Calvert City Riverport at Development Crossroads

Oct 27, 2017

Credit Matt Markgraf, WKMS

Calvert City is at a crossroads whether to move forward with the development of a riverport on the Tennessee River. City and County officials recently met with the Riverport Authority to consider options for a possible access road that would connect the site to major roadways.

The three options presented by engineering firm Bacon Farmer Workman had costs ranging from three million to five million dollars and each had logistical and environmental considerations. The variables involve direct connectivity to roads including US 62 and I-24, utilities and impact to residences, farmland and wetlands.

Credit Matt Markgraf, WKMS

The Marshall Calvert Port Authority owns 50 acres of land along the Tennessee River to the west of Calvert City. While the recent meeting was to address the roads, the larger master plan involves developing an estimated $20 million port.

In the meeting, and afterwards, Calvert Riverport Authority chairman Josh Tubbs stressed that the discussion at hand is solely regarding the roads. "What we are looking at is transportation routes proposed to connect this whole site to I-24... This does not address some of the other infrastructure issues that would literally cost tens of millions of dollars,” he said. This includes costs involved in natural gas, electric, water and wastewater infrastructure.

Marshall County Judge Executive Kevin Neal said costs are always an issue in road projects, noting limited road funding at the state level.

Credit Matt Markgraf, WKMS

Calvert City Mayor Lynn Jones said the access roads under consideration would increase industrial traffic to and from the site, as well as improve connections to existing nearby businesses - including a landfill. "That's what's important, that we find a way for that industrial traffic to get there from a major intersection off an interstate as fluidly as we possibly can and to minimize the potential for residential impact that can be there - and even the footprint for environmental," he said.

While frustration was expressed at times during the meeting with regards to moving the project forward, Tubbs says it's more a matter of being realistic. The project has long been in the works. The authority has operational funds of between $1.7 to $2 million. Tubbs said the city and county have contributed in the past, but this is no longer the case.
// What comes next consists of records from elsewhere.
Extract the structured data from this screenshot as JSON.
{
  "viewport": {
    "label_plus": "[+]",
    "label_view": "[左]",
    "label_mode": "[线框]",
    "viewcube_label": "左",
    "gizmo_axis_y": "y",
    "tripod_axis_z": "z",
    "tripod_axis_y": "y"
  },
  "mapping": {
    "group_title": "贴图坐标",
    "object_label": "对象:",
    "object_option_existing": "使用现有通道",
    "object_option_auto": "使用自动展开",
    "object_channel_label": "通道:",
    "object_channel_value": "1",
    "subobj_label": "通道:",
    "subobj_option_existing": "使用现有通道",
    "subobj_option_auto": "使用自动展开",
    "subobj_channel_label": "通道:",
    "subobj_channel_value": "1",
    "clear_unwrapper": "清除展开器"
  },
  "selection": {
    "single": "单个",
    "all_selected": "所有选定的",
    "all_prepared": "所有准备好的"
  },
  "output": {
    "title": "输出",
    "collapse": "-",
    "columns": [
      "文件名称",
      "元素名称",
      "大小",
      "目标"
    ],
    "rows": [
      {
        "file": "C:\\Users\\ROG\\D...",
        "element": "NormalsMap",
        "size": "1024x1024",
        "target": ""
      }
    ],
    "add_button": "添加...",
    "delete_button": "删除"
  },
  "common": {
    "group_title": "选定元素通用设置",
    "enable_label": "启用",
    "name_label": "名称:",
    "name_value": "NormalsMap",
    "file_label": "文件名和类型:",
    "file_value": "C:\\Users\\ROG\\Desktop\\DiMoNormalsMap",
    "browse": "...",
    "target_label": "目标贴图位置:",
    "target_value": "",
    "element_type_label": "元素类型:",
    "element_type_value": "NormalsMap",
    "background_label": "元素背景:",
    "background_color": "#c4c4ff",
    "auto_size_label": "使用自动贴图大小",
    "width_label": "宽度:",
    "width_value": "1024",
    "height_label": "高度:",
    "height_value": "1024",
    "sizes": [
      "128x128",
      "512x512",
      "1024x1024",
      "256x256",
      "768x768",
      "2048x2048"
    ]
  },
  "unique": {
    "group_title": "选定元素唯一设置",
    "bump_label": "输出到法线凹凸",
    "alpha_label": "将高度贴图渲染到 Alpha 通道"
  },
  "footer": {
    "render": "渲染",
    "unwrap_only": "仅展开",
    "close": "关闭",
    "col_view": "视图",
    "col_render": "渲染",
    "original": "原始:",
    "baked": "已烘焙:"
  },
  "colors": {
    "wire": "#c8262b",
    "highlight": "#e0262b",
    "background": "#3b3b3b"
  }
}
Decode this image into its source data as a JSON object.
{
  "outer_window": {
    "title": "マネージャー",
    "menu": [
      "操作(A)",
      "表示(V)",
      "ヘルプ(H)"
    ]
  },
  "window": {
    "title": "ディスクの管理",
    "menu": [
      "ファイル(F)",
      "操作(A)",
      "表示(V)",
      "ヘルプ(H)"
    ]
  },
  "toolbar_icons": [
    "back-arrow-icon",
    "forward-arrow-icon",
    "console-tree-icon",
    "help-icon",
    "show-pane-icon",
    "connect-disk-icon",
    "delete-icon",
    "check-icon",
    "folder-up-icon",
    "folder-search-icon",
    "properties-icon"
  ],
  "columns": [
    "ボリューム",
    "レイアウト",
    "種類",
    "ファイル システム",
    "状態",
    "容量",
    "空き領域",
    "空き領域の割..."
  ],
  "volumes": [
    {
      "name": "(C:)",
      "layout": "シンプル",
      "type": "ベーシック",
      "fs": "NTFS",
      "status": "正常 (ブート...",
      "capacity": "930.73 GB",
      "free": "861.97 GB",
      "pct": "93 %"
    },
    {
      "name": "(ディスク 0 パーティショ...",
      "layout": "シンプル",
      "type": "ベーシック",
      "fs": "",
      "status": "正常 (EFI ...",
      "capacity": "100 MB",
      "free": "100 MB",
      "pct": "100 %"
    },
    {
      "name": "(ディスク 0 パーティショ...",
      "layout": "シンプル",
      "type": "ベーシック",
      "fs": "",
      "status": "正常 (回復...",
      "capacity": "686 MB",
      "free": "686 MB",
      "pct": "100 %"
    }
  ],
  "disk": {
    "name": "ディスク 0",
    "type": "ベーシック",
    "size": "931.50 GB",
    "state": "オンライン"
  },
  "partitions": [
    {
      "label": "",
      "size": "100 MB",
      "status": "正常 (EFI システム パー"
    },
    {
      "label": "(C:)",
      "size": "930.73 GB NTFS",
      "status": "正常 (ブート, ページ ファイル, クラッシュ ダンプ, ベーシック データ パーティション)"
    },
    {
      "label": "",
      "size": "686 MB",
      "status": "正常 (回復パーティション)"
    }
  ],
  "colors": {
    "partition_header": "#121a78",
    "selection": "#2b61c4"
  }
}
"You have a great site open for development. Obviously it's on the Tennessee River. It's very close to heavy industry already with the Calvert City complex. It's not unheard of in any community that's looking at economic development to have to contend with the cost of infrastructure development," he said.

Tubbs says the board is open to options regarding the mutual benefit of the city and county. He said there may be other initiatives for which the money could be spent given the "diverse economy" of Marshall County and the west Kentucky region, should officials want to reallocate the funding.

Regarding the frustration, Mayor Jones says people tend to get bogged down by money. He says any development would take several years to accumulate the funding needed for the roads, so a three million dollar investment wouldn't necessarily come as a lump sum. He is also optimistic the state will assist in the development of a project if the community demonstrates a willingness to invest.

"It seems to me that if a community is willing to put five to five and a half million dollars into a project, the state of Kentucky can put a million-five to see that thing through. That's what the governor continues to say. 'I want to be a partnership.' That's a pretty good partnership," Jones said.

Jones said the city is ready to move forward, but development outside of the city limits will be determined by the county. "The city certainly has that interest and we'll go forward and do our part. But the county has limited resources and we understand that," he said.

Judge Neal did not return a request for follow-up comment, but has said he wants to see a riverport become a reality, according to Marshall County Daily.